2005 a foundation laying year for Champ Car

Kalkhoven talks Champ Car with AutoRacing1

Kalkhoven and Forsythe buy Cosworth from Ford

Carl Russo is bullish on Champ Car

Can this be Champ Car's next-generation car

Champ Car poised for major comeback

Champ Car Race Control - the 'Hot Seat Zone'

Open Wheel Racing is in serious need of consolidation

Champ Car South of the Border, An interview with Joe Heitzler

There is an easy way for Champ Car and the IRL to unify

From airport to race track, a race within a race

The 2-seater Car is one of Champ Car's biggest assets

Why Bernie Ecclestone could, and should, buy Champ Car now

Champ Car rocks the streets of Times Square in Manhattan

Why did Fernández leave Champ Car?  Follow the money....

Next Generation Champ Car: A call for F1 tires

Coming to America?  Interview with Ralph Firman Jr.

Open Wheel Racing defeats IRL - Champ Car Series to continue

Open Wheel Racing needs a win by OWRS - Part 2

The next generation Champ Cars - Part 2

Is CART next for Villeneuve?

New deal for CART may be better than first thought

The genius of one Bernard Ecclestone

CART Champ Cars, the next generation - Part 1

Details emerging on CART race in Seoul, South Korea

CART hits a Grand Slam in Mexico City.  Now What?

Top-10 Challenges facing new CART owners

CART can still race in Europe, but will they?

For CART, time is of the essence

Making sense of CART's situation

Push-to-Pass means no more parades for CART

An interview with CART's David Clare

What did Roger Penske really mean?

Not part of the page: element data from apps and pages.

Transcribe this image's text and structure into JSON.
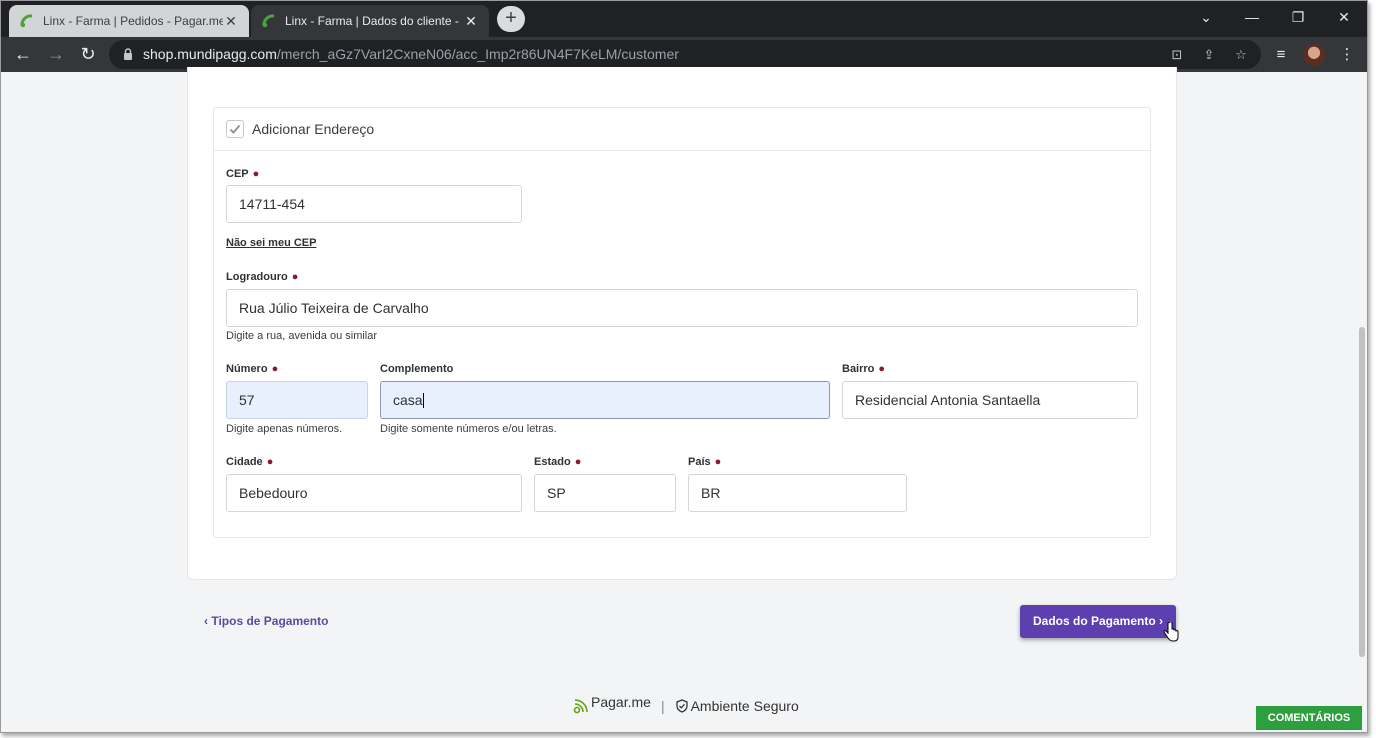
{
  "browser": {
    "tabs": [
      {
        "title": "Linx - Farma | Pedidos - Pagar.me",
        "close": "✕"
      },
      {
        "title": "Linx - Farma | Dados do cliente - ",
        "close": "✕"
      }
    ],
    "new_tab": "+",
    "url_host": "shop.mundipagg.com",
    "url_path": "/merch_aGz7VarI2CxneN06/acc_Imp2r86UN4F7KeLM/customer"
  },
  "form": {
    "add_address_label": "Adicionar Endereço",
    "add_address_checked": true,
    "required_marker": "●",
    "cep": {
      "label": "CEP",
      "value": "14711-454",
      "help_link": "Não sei meu CEP"
    },
    "logradouro": {
      "label": "Logradouro",
      "value": "Rua Júlio Teixeira de Carvalho",
      "hint": "Digite a rua, avenida ou similar"
    },
    "numero": {
      "label": "Número",
      "value": "57",
      "hint": "Digite apenas números."
    },
    "complemento": {
      "label": "Complemento",
      "value": "casa",
      "hint": "Digite somente números e/ou letras."
    },
    "bairro": {
      "label": "Bairro",
      "value": "Residencial Antonia Santaella"
    },
    "cidade": {
      "label": "Cidade",
      "value": "Bebedouro"
    },
    "estado": {
      "label": "Estado",
      "value": "SP"
    },
    "pais": {
      "label": "País",
      "value": "BR"
    }
  },
  "nav": {
    "back_label": "‹ Tipos de Pagamento",
    "next_label": "Dados do Pagamento ›"
  },
  "footer": {
    "brand": "Pagar.me",
    "separator": "|",
    "secure": "Ambiente Seguro",
    "comments": "COMENTÁRIOS"
  },
  "colors": {
    "primary": "#5e3fb0",
    "required": "#8b1a2b",
    "comments": "#2e9f3e"
  }
}
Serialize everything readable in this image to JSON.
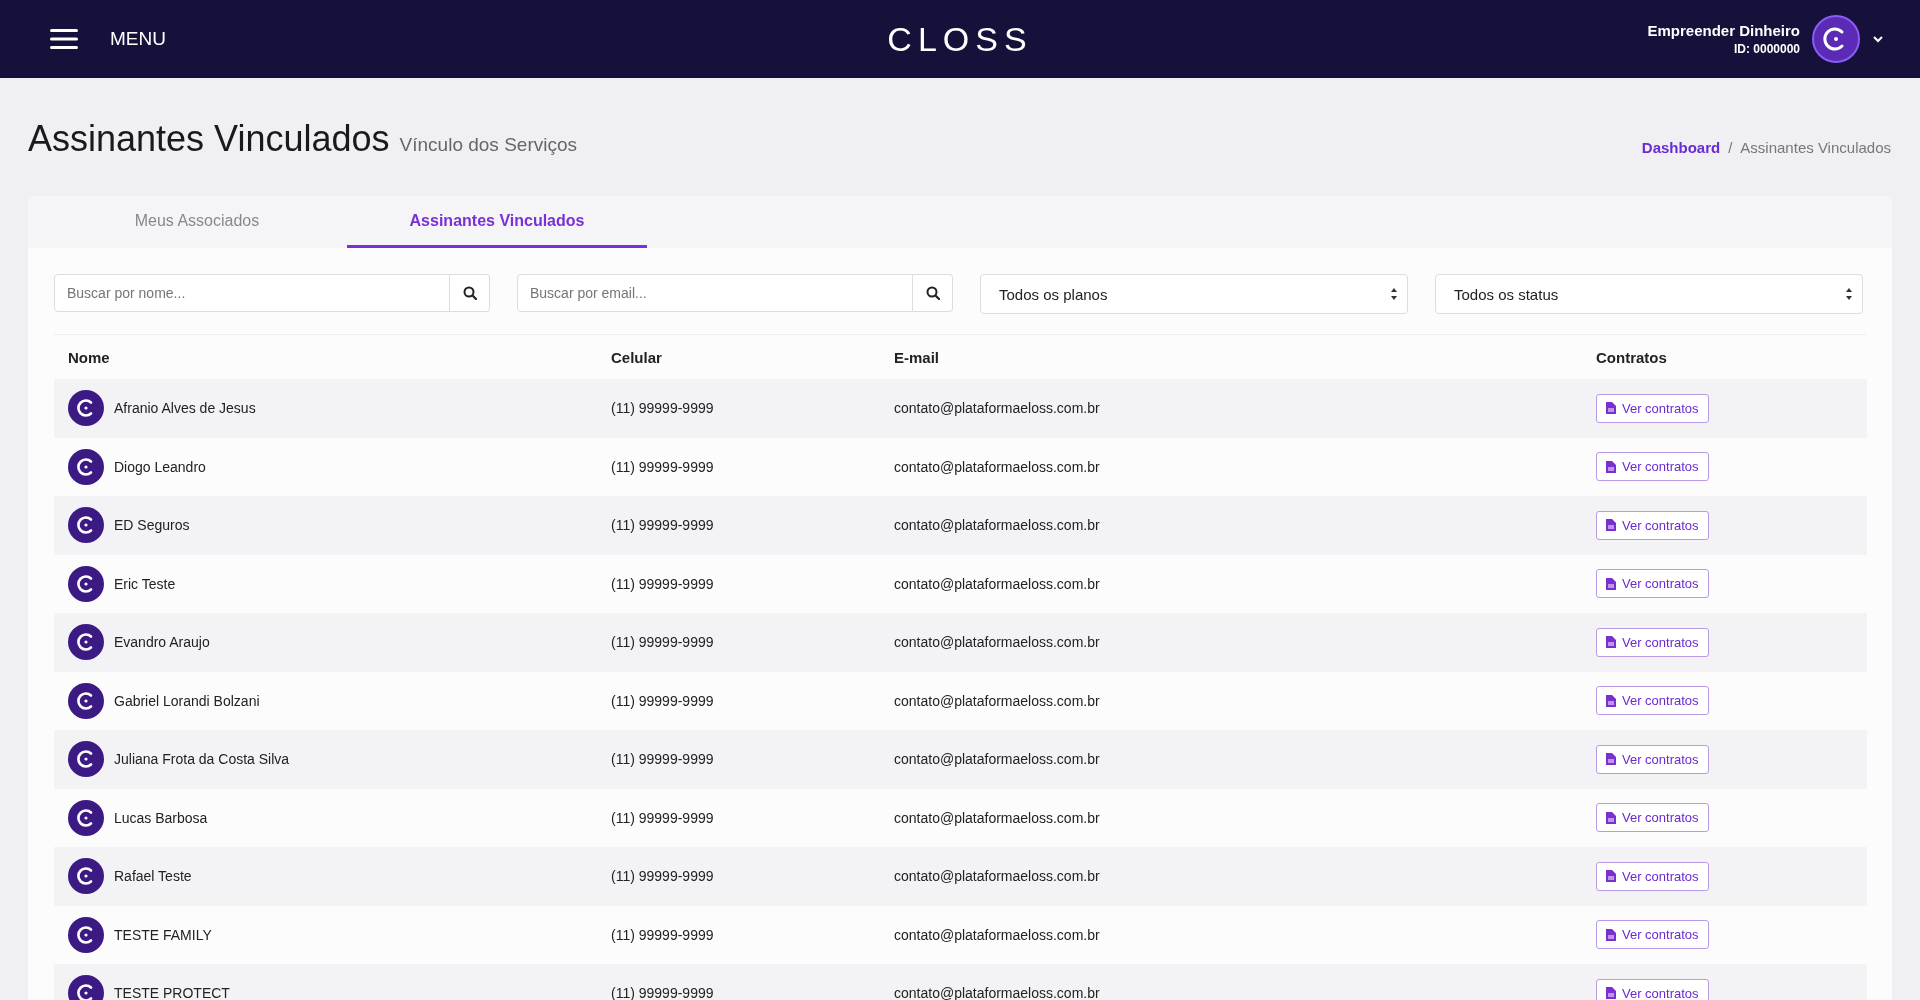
{
  "header": {
    "menu_label": "MENU",
    "logo": "CLOSS",
    "user_name": "Empreender Dinheiro",
    "user_id": "ID: 0000000"
  },
  "page": {
    "title": "Assinantes Vinculados",
    "subtitle": "Vínculo dos Serviços"
  },
  "breadcrumb": [
    {
      "label": "Dashboard",
      "kind": "link"
    },
    {
      "label": "/",
      "kind": "separator"
    },
    {
      "label": "Assinantes Vinculados",
      "kind": "current"
    }
  ],
  "tabs": [
    {
      "label": "Meus Associados",
      "selected": false
    },
    {
      "label": "Assinantes Vinculados",
      "selected": true
    }
  ],
  "filters": [
    {
      "kind": "search",
      "placeholder": "Buscar por nome..."
    },
    {
      "kind": "search",
      "placeholder": "Buscar por email..."
    },
    {
      "kind": "select",
      "value": "Todos os planos"
    },
    {
      "kind": "select",
      "value": "Todos os status"
    }
  ],
  "table": {
    "columns": [
      "Nome",
      "Celular",
      "E-mail",
      "Contratos"
    ],
    "rows": [
      {
        "name": "Afranio Alves de Jesus",
        "phone": "(11) 99999-9999",
        "email": "contato@plataformaeloss.com.br",
        "action": "Ver contratos"
      },
      {
        "name": "Diogo Leandro",
        "phone": "(11) 99999-9999",
        "email": "contato@plataformaeloss.com.br",
        "action": "Ver contratos"
      },
      {
        "name": "ED Seguros",
        "phone": "(11) 99999-9999",
        "email": "contato@plataformaeloss.com.br",
        "action": "Ver contratos"
      },
      {
        "name": "Eric Teste",
        "phone": "(11) 99999-9999",
        "email": "contato@plataformaeloss.com.br",
        "action": "Ver contratos"
      },
      {
        "name": "Evandro Araujo",
        "phone": "(11) 99999-9999",
        "email": "contato@plataformaeloss.com.br",
        "action": "Ver contratos"
      },
      {
        "name": "Gabriel Lorandi Bolzani",
        "phone": "(11) 99999-9999",
        "email": "contato@plataformaeloss.com.br",
        "action": "Ver contratos"
      },
      {
        "name": "Juliana Frota da Costa Silva",
        "phone": "(11) 99999-9999",
        "email": "contato@plataformaeloss.com.br",
        "action": "Ver contratos"
      },
      {
        "name": "Lucas Barbosa",
        "phone": "(11) 99999-9999",
        "email": "contato@plataformaeloss.com.br",
        "action": "Ver contratos"
      },
      {
        "name": "Rafael Teste",
        "phone": "(11) 99999-9999",
        "email": "contato@plataformaeloss.com.br",
        "action": "Ver contratos"
      },
      {
        "name": "TESTE FAMILY",
        "phone": "(11) 99999-9999",
        "email": "contato@plataformaeloss.com.br",
        "action": "Ver contratos"
      },
      {
        "name": "TESTE PROTECT",
        "phone": "(11) 99999-9999",
        "email": "contato@plataformaeloss.com.br",
        "action": "Ver contratos"
      }
    ]
  }
}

CART must differentiate itself - clearly

Why turbos make for superior street and race engines

For CART, it's now or never

Chicken or the Egg?

War of the worlds

What Bernie brings to CART

CART, Driven to where?

Is it really about CART vs. IRL?

If I were Bernie

The Champ Cars and St. Pete

An informal survey of the St. Pete race attendees

Artificial Dissemination

CART, F1 coming to grips with doing business in China

Cancel the Funeral

Why CART and F1 must, and will, share a common V-10 engine

Book Review: Autocourse 2002-2003 F1 yearbook

Does CART need Michael Andretti?

2002 CART TV ratings by the numbers

Now is the time for CART to redefine its ladder system

CART gets a taste of tifosi passion in Mexico

Love affair in Mexico

Making sense out of Bernie/CART rumors

Changing of the guard?

Mom, apple pie, CART and....Formula1?

Why CART and Bernie make perfect dance partners

Miami should be a CART and ALMS kickoff party

David slays Goliath in Miami

What to make of Gurney's F1 team

Taking it to the streets, why Miami is a war zone

CART, like the Phoenix, about to rise up from the ashes

There's more than handwriting on the wall.....and here's the concrete facts

Labor Day weekend 1952...A weekend I'll never forget

Team owners show support for CART

CART still may be in cards for Villeneuve

Bryan Herta, USA's next best chance for F1

Is Paul Ricard in CART's future?

CART's real attendance numbers

Is Brands Hatch suitable for Champ Cars?

An Unappealing Appeal, George reigns in GEORGE-town

A candid conversation with Chris Pook

More than meets the eye with CART's turbo move

It's time for CART to define its own future

Key upgrades at Road America

Back-Breaking work

The rebirth of CART

The hidden costs of Indy Car racing

CART's road and street circuits are clicking with the fans

Is it sport, or a P.T. Barnum show?

IRL at Fontana - a victim of friendly fire

CART's 2003 race venues #1 in the world

Meet the Gonzalez brothers

ISC is making enemies in Miami

Copyright 1999-2014  AutoRacing1 is an independent internet online publication and is not affiliated with, sponsored by, or endorsed by the IRL., NASCAR, FIA,  Sprint, or any other series sponsor. This material may not be published, broadcast, or redistributed without permission.